Abstract Visual hallucinatory phenomena in cases of definitely authenticated organic disease of the brain were recorded as early as 1879 when Westphal1 cited such an instance and gave the clinical and necropsy findings. His case was in a man, aged 42, who suffered from focal epilepsy involving the left side. Before death he had developed a left hemiplegia and left homonymous hemianopia. His hallucinations consisted in seeing not only bright colors before his eyes, but on one occasion the appearance of "a sword hovering over his head, about to drop on him." At this time "he stared up at the ceiling as if he saw something horrible there." Postmortem, there was found "atrophy and softening of the posterior half of the right hemisphere." Since this early reference, numerous instances not only of color phenomena, but also of the apparent seeing of figures and objects by patients who later were shown References 1. Westphal: Charité Ann. 6:350, 1879. 2. Seguin: J. Nerv. & Ment. Dis. 13:5, 1886. 3. Henschen: Pathologie des Gehirns , Upsala: Almquist and Wiksells, I, II, III, IV, 1890, 1896, 1903, 1908. 4. Reinhard: Arch. f. Psychiat. 18:240, 1887. 5. Dejerine, Sollier and Auscher: Arch. de Physiol. 2:177, 184 ( (Jan.) ) 1890. 6. Wollenberg: Arch. f. Psychiat. 21:778, 1890. 7. Oppenheim and Krause: Berl. klin. Wchnschr. 43:1616, 1906. 8. Jackson: Brain 12:358, 1889-1890. 9. Beevor: Lettsom Lecture , Lancet 1:343, 491 and 718, 1907. 10. Kennedy: Nelson's System of Medicine , 1920. 11. Kennedy: Arch. Int. Med. 8:317, 1911. 12. Jolly: Berl. klin. Wchnschr. 2:42, 1902. 13. Pick: Am. J. M. Sc. 127:82, 1904. 14. De Schweinitz: New York M. J. 53:514, 1891. 15. Cushing: Brain 44:341, 1921. 16. Josefson: Deutsch. Ztschr. f. Nervenheilk. 49:341, 1913. 17. This interpretation is apparently in accord with that of Kennedy expressed in his discussion of Cushing's paper on temporal lobe tumors in the Transactions of the American Neurological Association, 1921, p. 420. In this discussion Kennedy also elaborated his theory as to why complex figure hallucinations should be provoked by irritation of the temporosphenoidal region.
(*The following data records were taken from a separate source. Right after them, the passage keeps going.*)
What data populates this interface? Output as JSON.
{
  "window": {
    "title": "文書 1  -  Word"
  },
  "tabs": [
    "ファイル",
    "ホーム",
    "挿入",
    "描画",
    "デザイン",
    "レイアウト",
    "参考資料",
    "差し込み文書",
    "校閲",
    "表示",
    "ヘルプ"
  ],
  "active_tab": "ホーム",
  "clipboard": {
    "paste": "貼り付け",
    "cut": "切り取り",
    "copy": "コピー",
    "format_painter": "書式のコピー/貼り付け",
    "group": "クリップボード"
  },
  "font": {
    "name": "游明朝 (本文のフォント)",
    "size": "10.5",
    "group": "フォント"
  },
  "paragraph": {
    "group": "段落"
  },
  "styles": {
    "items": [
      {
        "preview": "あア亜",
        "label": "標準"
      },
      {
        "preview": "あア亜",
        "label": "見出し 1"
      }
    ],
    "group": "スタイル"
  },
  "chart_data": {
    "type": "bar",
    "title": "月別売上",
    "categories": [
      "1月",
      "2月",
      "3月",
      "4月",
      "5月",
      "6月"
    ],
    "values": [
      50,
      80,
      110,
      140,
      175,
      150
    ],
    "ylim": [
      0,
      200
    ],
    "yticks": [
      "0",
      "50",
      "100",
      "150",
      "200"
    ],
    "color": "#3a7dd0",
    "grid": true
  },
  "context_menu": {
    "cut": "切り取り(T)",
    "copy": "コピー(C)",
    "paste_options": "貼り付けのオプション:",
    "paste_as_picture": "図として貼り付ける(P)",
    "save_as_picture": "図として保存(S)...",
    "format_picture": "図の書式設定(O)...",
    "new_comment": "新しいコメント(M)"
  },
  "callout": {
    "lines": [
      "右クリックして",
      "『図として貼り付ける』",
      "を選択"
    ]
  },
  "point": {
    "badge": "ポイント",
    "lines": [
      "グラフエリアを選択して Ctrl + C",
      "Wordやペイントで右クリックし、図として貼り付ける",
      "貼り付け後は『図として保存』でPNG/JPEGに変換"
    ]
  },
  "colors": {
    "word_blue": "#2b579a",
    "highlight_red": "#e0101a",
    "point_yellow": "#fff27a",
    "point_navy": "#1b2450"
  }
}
This theory is based on the idea that in very early life the temporosphenoidal lobes act as a storehouse for infantile memories, a function which is later taken over by other brain areas. Thus, in the early days "memory pictures may be laid down and pass into unconsciousness, only to be called back to consciousness in. the presence of gross irritation of this area."
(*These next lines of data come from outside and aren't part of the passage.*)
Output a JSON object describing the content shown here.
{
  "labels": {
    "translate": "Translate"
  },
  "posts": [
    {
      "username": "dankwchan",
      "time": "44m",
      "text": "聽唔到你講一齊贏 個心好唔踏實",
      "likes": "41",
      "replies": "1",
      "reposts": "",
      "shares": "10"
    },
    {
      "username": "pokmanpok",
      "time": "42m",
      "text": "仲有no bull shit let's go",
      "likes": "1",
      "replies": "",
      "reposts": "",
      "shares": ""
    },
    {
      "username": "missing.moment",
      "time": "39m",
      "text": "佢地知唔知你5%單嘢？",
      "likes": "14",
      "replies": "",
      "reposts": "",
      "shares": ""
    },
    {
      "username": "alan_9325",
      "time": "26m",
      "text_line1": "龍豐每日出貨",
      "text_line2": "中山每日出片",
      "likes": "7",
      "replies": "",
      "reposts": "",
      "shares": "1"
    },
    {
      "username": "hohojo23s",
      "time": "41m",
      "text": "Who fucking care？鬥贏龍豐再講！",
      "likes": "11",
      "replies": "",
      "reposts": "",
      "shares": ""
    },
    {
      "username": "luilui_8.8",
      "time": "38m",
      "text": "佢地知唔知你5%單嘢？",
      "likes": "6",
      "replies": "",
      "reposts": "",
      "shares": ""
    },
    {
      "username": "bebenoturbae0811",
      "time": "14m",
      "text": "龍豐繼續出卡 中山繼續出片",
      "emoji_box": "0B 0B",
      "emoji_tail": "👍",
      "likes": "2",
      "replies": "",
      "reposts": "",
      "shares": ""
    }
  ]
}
Journal

Archives of Neurology & PsychiatryAmerican Medical Association

Published: Nov 1, 1923

References